Content starts

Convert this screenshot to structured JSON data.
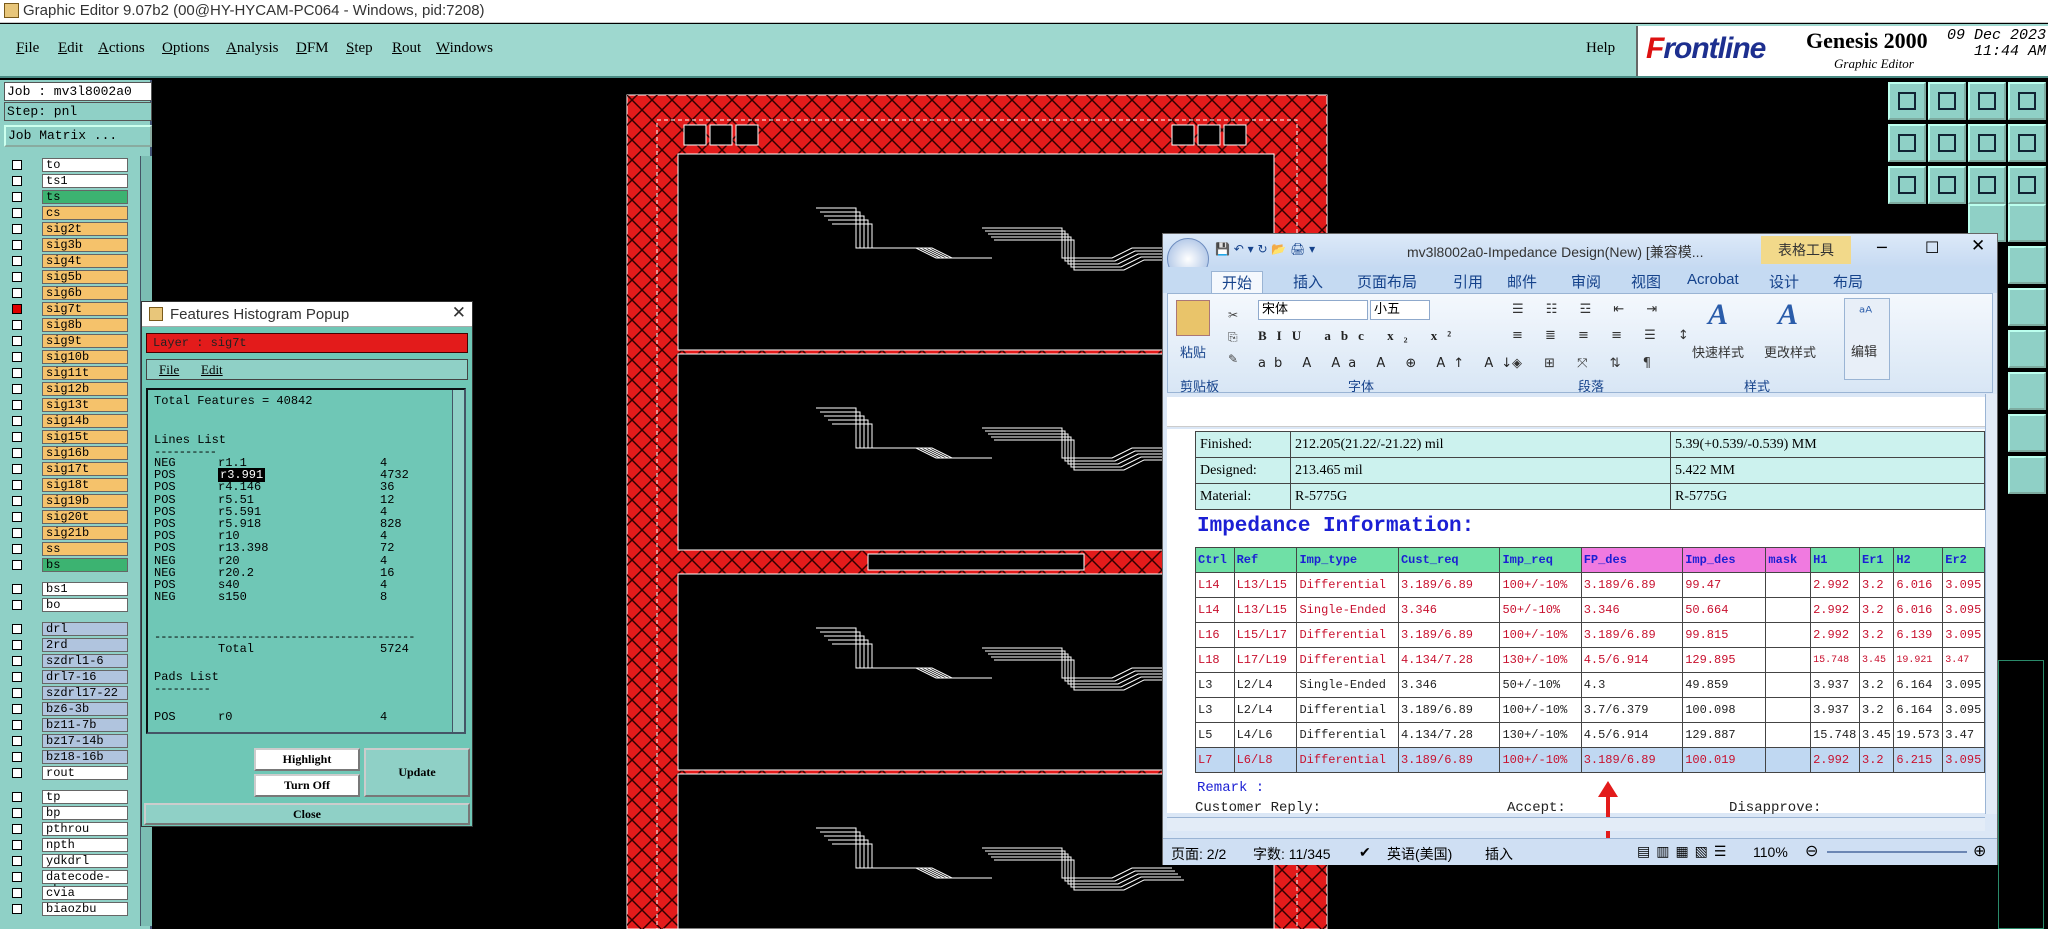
{
  "window": {
    "title": "Graphic Editor 9.07b2 (00@HY-HYCAM-PC064 - Windows, pid:7208)"
  },
  "menu": {
    "items": [
      {
        "u": "F",
        "rest": "ile"
      },
      {
        "u": "E",
        "rest": "dit"
      },
      {
        "u": "A",
        "rest": "ctions"
      },
      {
        "u": "O",
        "rest": "ptions"
      },
      {
        "u": "A",
        "rest": "nalysis"
      },
      {
        "u": "D",
        "rest": "FM"
      },
      {
        "u": "S",
        "rest": "tep"
      },
      {
        "u": "R",
        "rest": "out"
      },
      {
        "u": "W",
        "rest": "indows"
      }
    ],
    "help": "Help"
  },
  "logo": {
    "brand_prefix": "F",
    "brand_rest": "rontline",
    "product": "Genesis 2000",
    "subtitle": "Graphic Editor",
    "date": "09 Dec 2023",
    "time": "11:44 AM"
  },
  "job": {
    "job": "Job : mv3l8002a0",
    "step": "Step: pnl",
    "matrix": "Job Matrix ..."
  },
  "layers": [
    {
      "name": "to",
      "color": "#ffffff",
      "on": false
    },
    {
      "name": "ts1",
      "color": "#ffffff",
      "on": false
    },
    {
      "name": "ts",
      "color": "#3cb371",
      "on": false
    },
    {
      "name": "cs",
      "color": "#f5c26b",
      "on": false
    },
    {
      "name": "sig2t",
      "color": "#f5c26b",
      "on": false
    },
    {
      "name": "sig3b",
      "color": "#f5c26b",
      "on": false
    },
    {
      "name": "sig4t",
      "color": "#f5c26b",
      "on": false
    },
    {
      "name": "sig5b",
      "color": "#f5c26b",
      "on": false
    },
    {
      "name": "sig6b",
      "color": "#f5c26b",
      "on": false
    },
    {
      "name": "sig7t",
      "color": "#f5c26b",
      "on": true
    },
    {
      "name": "sig8b",
      "color": "#f5c26b",
      "on": false
    },
    {
      "name": "sig9t",
      "color": "#f5c26b",
      "on": false
    },
    {
      "name": "sig10b",
      "color": "#f5c26b",
      "on": false
    },
    {
      "name": "sig11t",
      "color": "#f5c26b",
      "on": false
    },
    {
      "name": "sig12b",
      "color": "#f5c26b",
      "on": false
    },
    {
      "name": "sig13t",
      "color": "#f5c26b",
      "on": false
    },
    {
      "name": "sig14b",
      "color": "#f5c26b",
      "on": false
    },
    {
      "name": "sig15t",
      "color": "#f5c26b",
      "on": false
    },
    {
      "name": "sig16b",
      "color": "#f5c26b",
      "on": false
    },
    {
      "name": "sig17t",
      "color": "#f5c26b",
      "on": false
    },
    {
      "name": "sig18t",
      "color": "#f5c26b",
      "on": false
    },
    {
      "name": "sig19b",
      "color": "#f5c26b",
      "on": false
    },
    {
      "name": "sig20t",
      "color": "#f5c26b",
      "on": false
    },
    {
      "name": "sig21b",
      "color": "#f5c26b",
      "on": false
    },
    {
      "name": "ss",
      "color": "#f5c26b",
      "on": false
    },
    {
      "name": "bs",
      "color": "#3cb371",
      "on": false
    },
    {
      "name": "bs1",
      "color": "#ffffff",
      "on": false
    },
    {
      "name": "bo",
      "color": "#ffffff",
      "on": false
    },
    {
      "name": "drl",
      "color": "#b0c4de",
      "on": false
    },
    {
      "name": "2rd",
      "color": "#b0c4de",
      "on": false
    },
    {
      "name": "szdrl1-6",
      "color": "#b0c4de",
      "on": false
    },
    {
      "name": "drl7-16",
      "color": "#b0c4de",
      "on": false
    },
    {
      "name": "szdrl17-22",
      "color": "#b0c4de",
      "on": false
    },
    {
      "name": "bz6-3b",
      "color": "#b0c4de",
      "on": false
    },
    {
      "name": "bz11-7b",
      "color": "#b0c4de",
      "on": false
    },
    {
      "name": "bz17-14b",
      "color": "#b0c4de",
      "on": false
    },
    {
      "name": "bz18-16b",
      "color": "#b0c4de",
      "on": false
    },
    {
      "name": "rout",
      "color": "#ffffff",
      "on": false
    },
    {
      "name": "tp",
      "color": "#ffffff",
      "on": false
    },
    {
      "name": "bp",
      "color": "#ffffff",
      "on": false
    },
    {
      "name": "pthrou",
      "color": "#ffffff",
      "on": false
    },
    {
      "name": "npth",
      "color": "#ffffff",
      "on": false
    },
    {
      "name": "ydkdrl",
      "color": "#ffffff",
      "on": false
    },
    {
      "name": "datecode-pbe",
      "color": "#ffffff",
      "on": false
    },
    {
      "name": "cvia",
      "color": "#ffffff",
      "on": false
    },
    {
      "name": "biaozbu",
      "color": "#ffffff",
      "on": false
    }
  ],
  "histogram": {
    "title": "Features Histogram Popup",
    "layer": "Layer :  sig7t",
    "menu_file": "File",
    "menu_edit": "Edit",
    "total": "Total Features = 40842",
    "lines_title": "Lines List",
    "lines": [
      {
        "pol": "NEG",
        "sym": "r1.1",
        "cnt": "4"
      },
      {
        "pol": "POS",
        "sym": "r3.991",
        "cnt": "4732"
      },
      {
        "pol": "POS",
        "sym": "r4.146",
        "cnt": "36"
      },
      {
        "pol": "POS",
        "sym": "r5.51",
        "cnt": "12"
      },
      {
        "pol": "POS",
        "sym": "r5.591",
        "cnt": "4"
      },
      {
        "pol": "POS",
        "sym": "r5.918",
        "cnt": "828"
      },
      {
        "pol": "POS",
        "sym": "r10",
        "cnt": "4"
      },
      {
        "pol": "POS",
        "sym": "r13.398",
        "cnt": "72"
      },
      {
        "pol": "NEG",
        "sym": "r20",
        "cnt": "4"
      },
      {
        "pol": "NEG",
        "sym": "r20.2",
        "cnt": "16"
      },
      {
        "pol": "POS",
        "sym": "s40",
        "cnt": "4"
      },
      {
        "pol": "NEG",
        "sym": "s150",
        "cnt": "8"
      }
    ],
    "total_label": "Total",
    "total_count": "5724",
    "pads_title": "Pads List",
    "pad_row": {
      "pol": "POS",
      "sym": "r0",
      "cnt": "4"
    },
    "highlight": "Highlight",
    "turnoff": "Turn Off",
    "update": "Update",
    "close": "Close"
  },
  "word": {
    "title": "mv3l8002a0-Impedance Design(New) [兼容模...",
    "context_tab": "表格工具",
    "tabs": [
      "开始",
      "插入",
      "页面布局",
      "引用",
      "邮件",
      "审阅",
      "视图",
      "Acrobat",
      "设计",
      "布局"
    ],
    "font_name": "宋体",
    "font_size": "小五",
    "groups": {
      "clipboard": "剪贴板",
      "font": "字体",
      "paragraph": "段落",
      "styles": "样式"
    },
    "paste": "粘贴",
    "quick_styles": "快速样式",
    "change_styles": "更改样式",
    "editing": "编辑",
    "info_rows": [
      [
        "Finished:",
        "212.205(21.22/-21.22) mil",
        "5.39(+0.539/-0.539) MM"
      ],
      [
        "Designed:",
        "213.465 mil",
        "5.422 MM"
      ],
      [
        "Material:",
        "R-5775G",
        "R-5775G"
      ]
    ],
    "heading": "Impedance Information:",
    "headers": [
      "Ctrl",
      "Ref",
      "Imp_type",
      "Cust_req",
      "Imp_req",
      "FP_des",
      "Imp_des",
      "mask",
      "H1",
      "Er1",
      "H2",
      "Er2"
    ],
    "rows": [
      [
        "L14",
        "L13/L15",
        "Differential",
        "3.189/6.89",
        "100+/-10%",
        "3.189/6.89",
        "99.47",
        "",
        "2.992",
        "3.2",
        "6.016",
        "3.095"
      ],
      [
        "L14",
        "L13/L15",
        "Single-Ended",
        "3.346",
        "50+/-10%",
        "3.346",
        "50.664",
        "",
        "2.992",
        "3.2",
        "6.016",
        "3.095"
      ],
      [
        "L16",
        "L15/L17",
        "Differential",
        "3.189/6.89",
        "100+/-10%",
        "3.189/6.89",
        "99.815",
        "",
        "2.992",
        "3.2",
        "6.139",
        "3.095"
      ],
      [
        "L18",
        "L17/L19",
        "Differential",
        "4.134/7.28",
        "130+/-10%",
        "4.5/6.914",
        "129.895",
        "",
        "15.748",
        "3.45",
        "19.921",
        "3.47"
      ],
      [
        "L3",
        "L2/L4",
        "Single-Ended",
        "3.346",
        "50+/-10%",
        "4.3",
        "49.859",
        "",
        "3.937",
        "3.2",
        "6.164",
        "3.095"
      ],
      [
        "L3",
        "L2/L4",
        "Differential",
        "3.189/6.89",
        "100+/-10%",
        "3.7/6.379",
        "100.098",
        "",
        "3.937",
        "3.2",
        "6.164",
        "3.095"
      ],
      [
        "L5",
        "L4/L6",
        "Differential",
        "4.134/7.28",
        "130+/-10%",
        "4.5/6.914",
        "129.887",
        "",
        "15.748",
        "3.45",
        "19.573",
        "3.47"
      ],
      [
        "L7",
        "L6/L8",
        "Differential",
        "3.189/6.89",
        "100+/-10%",
        "3.189/6.89",
        "100.019",
        "",
        "2.992",
        "3.2",
        "6.215",
        "3.095"
      ]
    ],
    "remark": "Remark :",
    "customer_reply": "Customer Reply:",
    "accept": "Accept:",
    "disapprove": "Disapprove:",
    "status_page": "页面: 2/2",
    "status_words": "字数: 11/345",
    "status_lang": "英语(美国)",
    "status_insert": "插入",
    "zoom": "110%"
  },
  "colors": {
    "panel": "#9ed8cf",
    "board_red": "#e31b1b",
    "layer_orange": "#f5c26b",
    "layer_green": "#3cb371",
    "word_blue": "#15428b"
  }
}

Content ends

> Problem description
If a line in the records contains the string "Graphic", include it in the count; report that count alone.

> Response area
2